Data for this task below:

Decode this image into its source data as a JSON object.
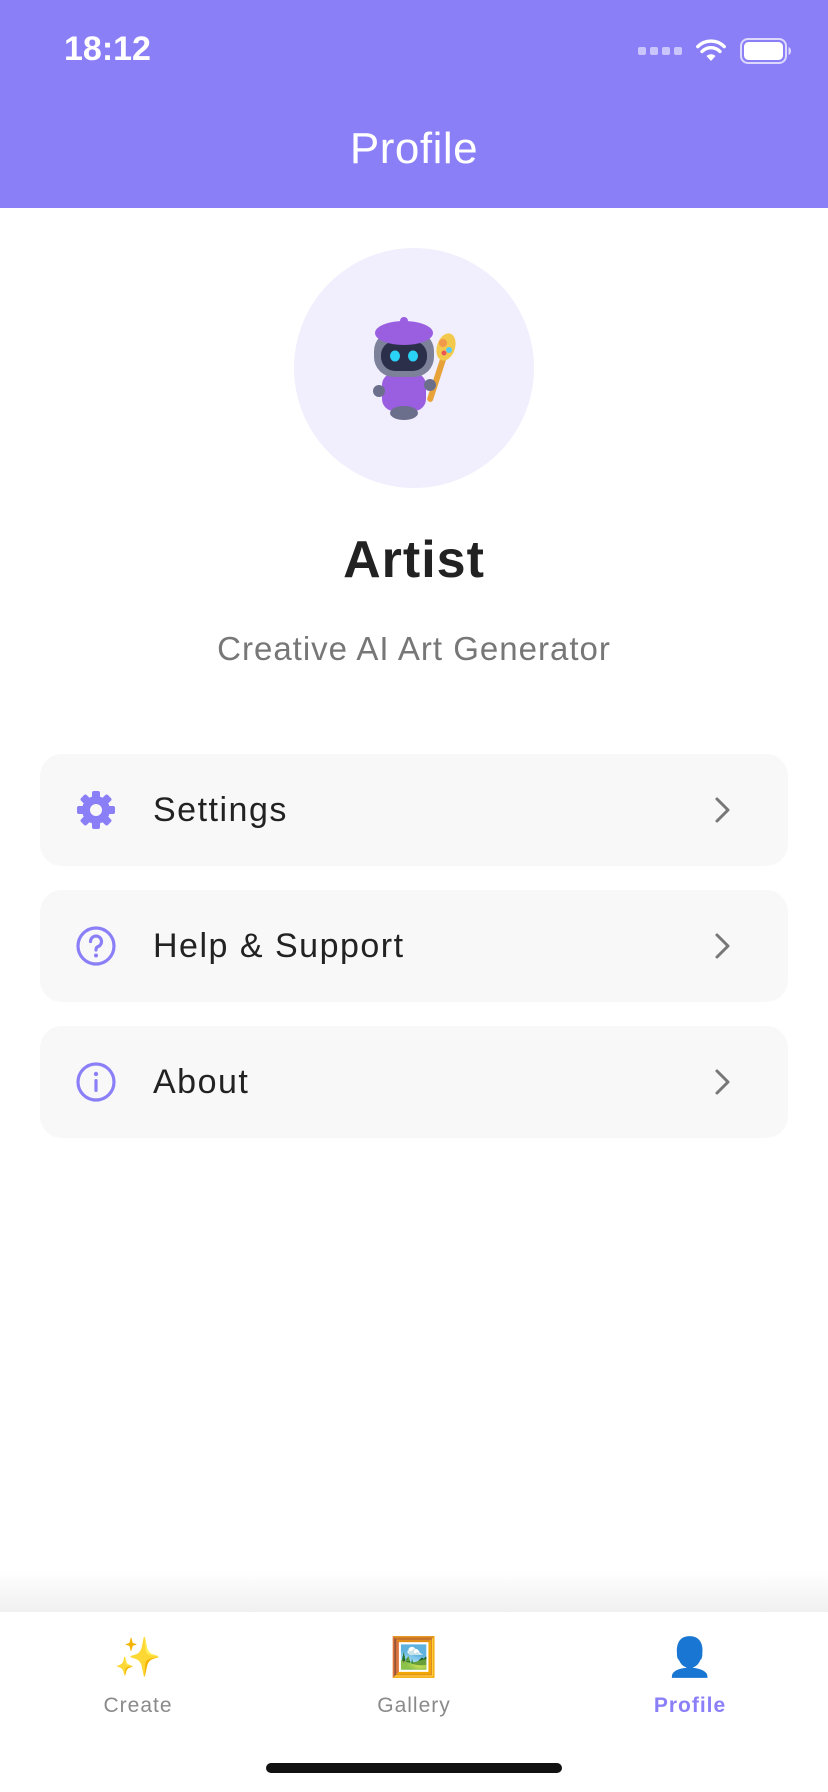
{
  "status_bar": {
    "time": "18:12"
  },
  "header": {
    "title": "Profile"
  },
  "profile": {
    "avatar_icon": "robot-artist-icon",
    "name": "Artist",
    "subtitle": "Creative AI Art Generator"
  },
  "menu": [
    {
      "label": "Settings",
      "icon": "gear-icon"
    },
    {
      "label": "Help & Support",
      "icon": "question-circle-icon"
    },
    {
      "label": "About",
      "icon": "info-circle-icon"
    }
  ],
  "tabs": [
    {
      "label": "Create",
      "icon": "sparkles-icon",
      "glyph": "✨",
      "active": false
    },
    {
      "label": "Gallery",
      "icon": "framed-picture-icon",
      "glyph": "🖼️",
      "active": false
    },
    {
      "label": "Profile",
      "icon": "person-silhouette-icon",
      "glyph": "👤",
      "active": true
    }
  ],
  "colors": {
    "accent": "#8b7ff8",
    "avatar_bg": "#f1effd",
    "card_bg": "#f8f8f9"
  }
}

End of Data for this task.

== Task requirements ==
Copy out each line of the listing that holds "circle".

== Worked solution ==
      "icon": "question-circle-icon"
      "icon": "info-circle-icon"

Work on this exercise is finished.